Fathoming who suicide bombers are, what motivates them, and what can stop them has become particularly urgent now that such attacks in Iraq have reached unprecedented levels, with more than 200 this year. That has prompted concern that a generation of terrorists is learning skills it can bring to the U.S. and Europe. Science and experience show that last-minute defense is the wrong way to play this lethal game.


Note the Left has worked itself into a tizzy because Congress was cutting security funds for mass transit.

Posted by Orrin Judd at July 11, 2005 6:54 AM
Comments

No OJ: Rick is just rehashing the DNC talking points.

Incidenally, it was a facinating article. But the last graph was lame.

"Fathoming who suicide bombers are, what motivates them, and what can stop them has become particularly urgent now that such attacks in Iraq have reached unprecedented levels, with more than 200 this year."

No, the bombers are not the issue, thye have become mere tools. Their handlers are the real enemy.

"That has prompted concern that a generation of terrorists is learning skills it can bring to the U.S. and Europe."

Typical liberal meme. "We are training new terrorists in Iraq." Nonsense. We are killing them like flies. We need to kill more.

"This is the Perfect War. They want to die, and we want to kill them."
-Sgt. Major Henry Bergeron, 1st Marine Division


Posted by: Robert Schwartz at July 8, 2005 9:03 PM

In relation to this, as far as the tradeoff between security and convenience goes, the New York Daily News has an article today on reactions to the Port Authority's decision to cut off cellphone service in the Holland and Lincoln tunnels following last week's attacks in London, in order to eliminate the possibility of remote detonation of a bomb via a cellphone.

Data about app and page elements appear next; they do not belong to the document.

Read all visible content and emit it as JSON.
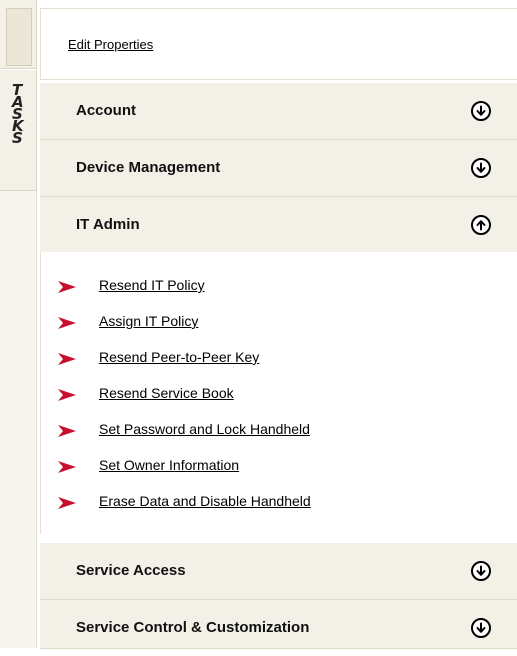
{
  "rail": {
    "tab_letters": [
      "T",
      "A",
      "S",
      "K",
      "S"
    ]
  },
  "edit_properties": "Edit Properties",
  "sections": {
    "account": "Account",
    "device_management": "Device Management",
    "it_admin": "IT Admin",
    "service_access": "Service Access",
    "service_control": "Service Control & Customization"
  },
  "it_admin_tasks": [
    "Resend IT Policy",
    "Assign IT Policy",
    "Resend Peer-to-Peer Key",
    "Resend Service Book",
    "Set Password and Lock Handheld",
    "Set Owner Information",
    "Erase Data and Disable Handheld"
  ],
  "icons": {
    "expand": "arrow-down-circle-icon",
    "collapse": "arrow-up-circle-icon",
    "task": "red-triangle-arrow-icon"
  },
  "colors": {
    "section_bg": "#f3f0e8",
    "task_arrow": "#c8102e"
  }
}
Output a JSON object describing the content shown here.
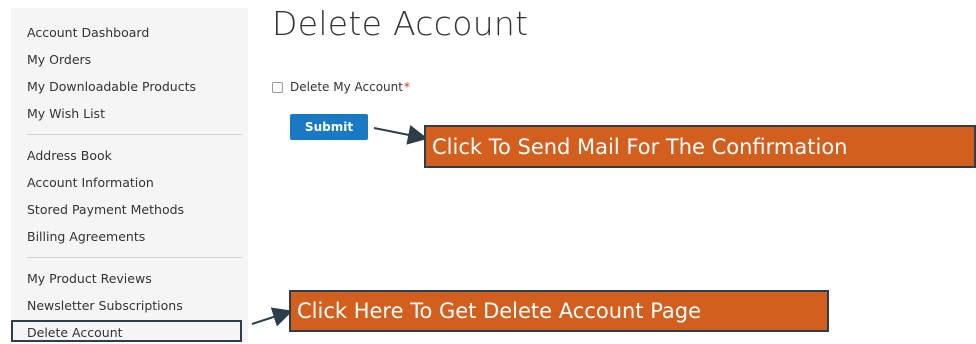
{
  "sidebar": {
    "items": [
      {
        "label": "Account Dashboard"
      },
      {
        "label": "My Orders"
      },
      {
        "label": "My Downloadable Products"
      },
      {
        "label": "My Wish List"
      },
      {
        "label": "Address Book"
      },
      {
        "label": "Account Information"
      },
      {
        "label": "Stored Payment Methods"
      },
      {
        "label": "Billing Agreements"
      },
      {
        "label": "My Product Reviews"
      },
      {
        "label": "Newsletter Subscriptions"
      },
      {
        "label": "Delete Account"
      }
    ]
  },
  "main": {
    "title": "Delete Account",
    "checkbox_label": "Delete My Account",
    "required_mark": "*",
    "submit_label": "Submit"
  },
  "annotations": {
    "submit_callout": "Click To Send Mail For The Confirmation",
    "delete_callout": "Click Here To Get Delete Account Page"
  },
  "colors": {
    "accent": "#1979c3",
    "callout_bg": "#d35f1f",
    "callout_border": "#2d3e4a",
    "required": "#e02b27"
  }
}
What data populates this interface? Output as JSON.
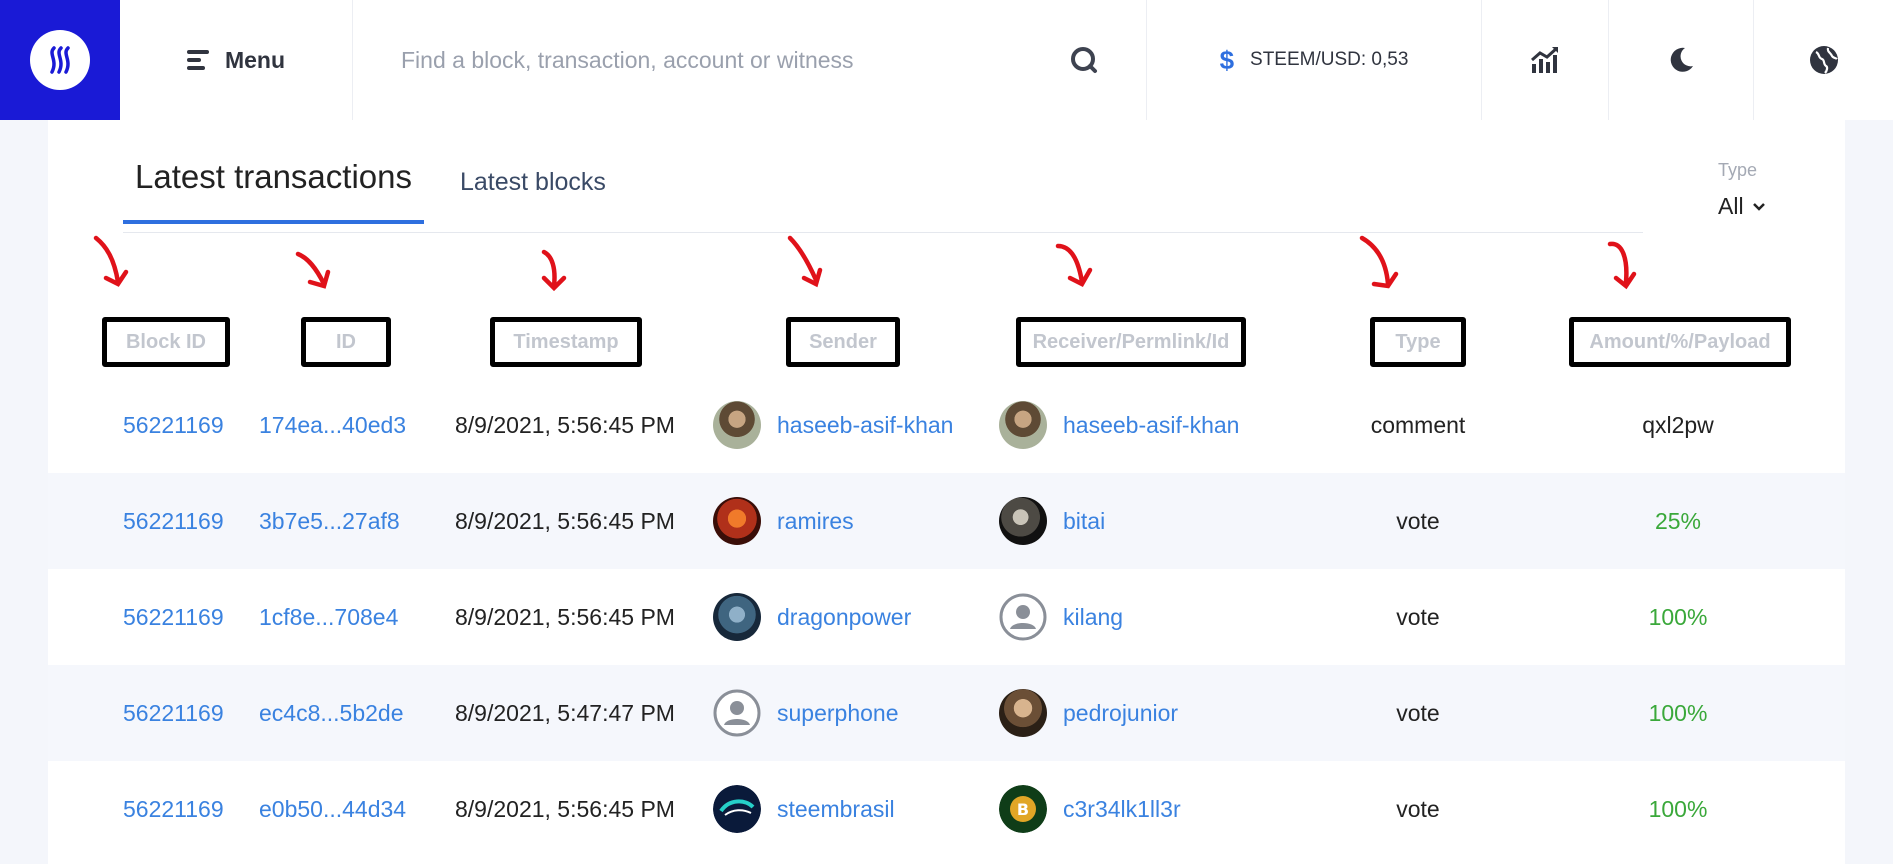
{
  "header": {
    "menu_label": "Menu",
    "search_placeholder": "Find a block, transaction, account or witness",
    "price_label": "STEEM/USD: 0,53",
    "colors": {
      "logo_bg": "#1a1ad6",
      "accent": "#2e6fdf"
    }
  },
  "tabs": [
    {
      "label": "Latest transactions",
      "active": true
    },
    {
      "label": "Latest blocks",
      "active": false
    }
  ],
  "type_filter": {
    "label": "Type",
    "value": "All"
  },
  "columns": [
    "Block ID",
    "ID",
    "Timestamp",
    "Sender",
    "Receiver/Permlink/Id",
    "Type",
    "Amount/%/Payload"
  ],
  "rows": [
    {
      "block_id": "56221169",
      "id": "174ea...40ed3",
      "timestamp": "8/9/2021, 5:56:45 PM",
      "sender": "haseeb-asif-khan",
      "receiver": "haseeb-asif-khan",
      "type": "comment",
      "amount": "qxl2pw"
    },
    {
      "block_id": "56221169",
      "id": "3b7e5...27af8",
      "timestamp": "8/9/2021, 5:56:45 PM",
      "sender": "ramires",
      "receiver": "bitai",
      "type": "vote",
      "amount": "25%"
    },
    {
      "block_id": "56221169",
      "id": "1cf8e...708e4",
      "timestamp": "8/9/2021, 5:56:45 PM",
      "sender": "dragonpower",
      "receiver": "kilang",
      "type": "vote",
      "amount": "100%"
    },
    {
      "block_id": "56221169",
      "id": "ec4c8...5b2de",
      "timestamp": "8/9/2021, 5:47:47 PM",
      "sender": "superphone",
      "receiver": "pedrojunior",
      "type": "vote",
      "amount": "100%"
    },
    {
      "block_id": "56221169",
      "id": "e0b50...44d34",
      "timestamp": "8/9/2021, 5:56:45 PM",
      "sender": "steembrasil",
      "receiver": "c3r34lk1ll3r",
      "type": "vote",
      "amount": "100%"
    }
  ]
}
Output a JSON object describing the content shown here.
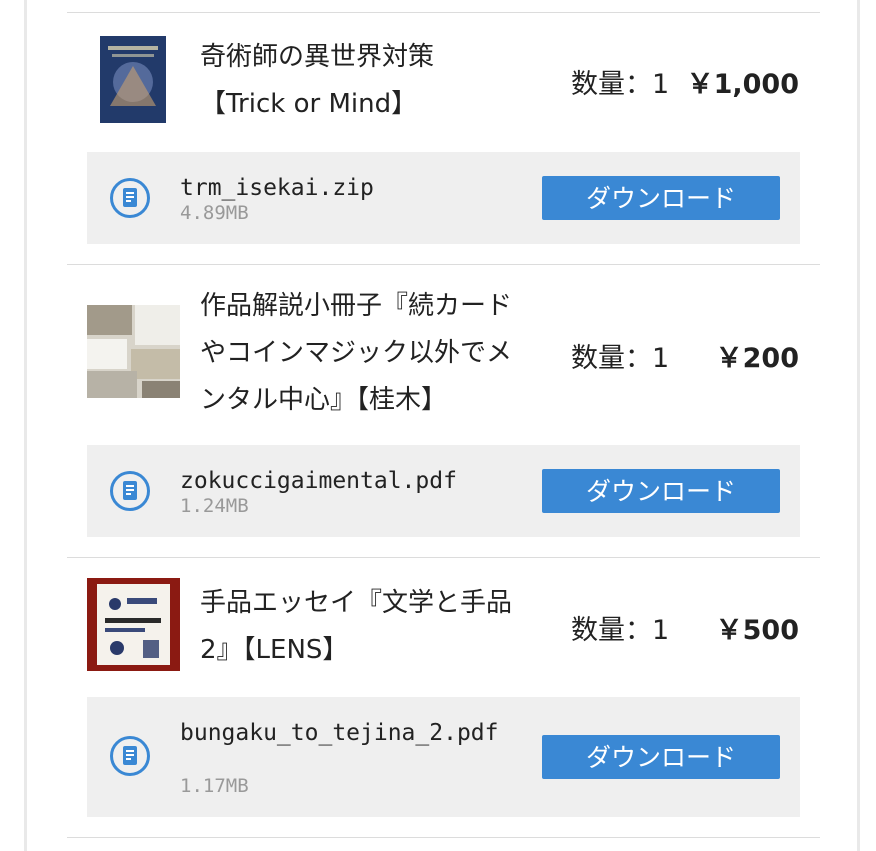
{
  "colors": {
    "accent": "#3a88d4",
    "panel": "#efefef",
    "divider": "#dcdcdc"
  },
  "items": [
    {
      "title_lines": [
        "奇術師の異世界対策",
        "【Trick or Mind】"
      ],
      "quantity": "数量：1",
      "price": "￥1,000",
      "file": {
        "name": "trm_isekai.zip",
        "size": "4.89MB",
        "icon": "file-document-icon"
      },
      "download_label": "ダウンロード"
    },
    {
      "title_lines": [
        "作品解説小冊子『続カード",
        "やコインマジック以外でメ",
        "ンタル中心』【桂木】"
      ],
      "quantity": "数量：1",
      "price": "￥200",
      "file": {
        "name": "zokuccigaimental.pdf",
        "size": "1.24MB",
        "icon": "file-document-icon"
      },
      "download_label": "ダウンロード"
    },
    {
      "title_lines": [
        "手品エッセイ『文学と手品",
        "2』【LENS】"
      ],
      "quantity": "数量：1",
      "price": "￥500",
      "file": {
        "name": "bungaku_to_tejina_2.pdf",
        "size": "1.17MB",
        "icon": "file-document-icon"
      },
      "download_label": "ダウンロード"
    }
  ]
}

I believe cell service is also now possible on much of New York's subway system, so the need for suicide bombers is decreased if all you have to have is effective package droppers and someone who can operate a touchtone keypad. And of course, if your bomber opts to detonate the package on a train in one of the elevated portions of the system, or any other system in the country, there's nothing you can do about use of a cell-triggered device short of shutting down the phone towers completely.

Posted by: John at July 11, 2005 9:17 AM
« PELOSI VS CHURCHES: | Main | 99% PURE: »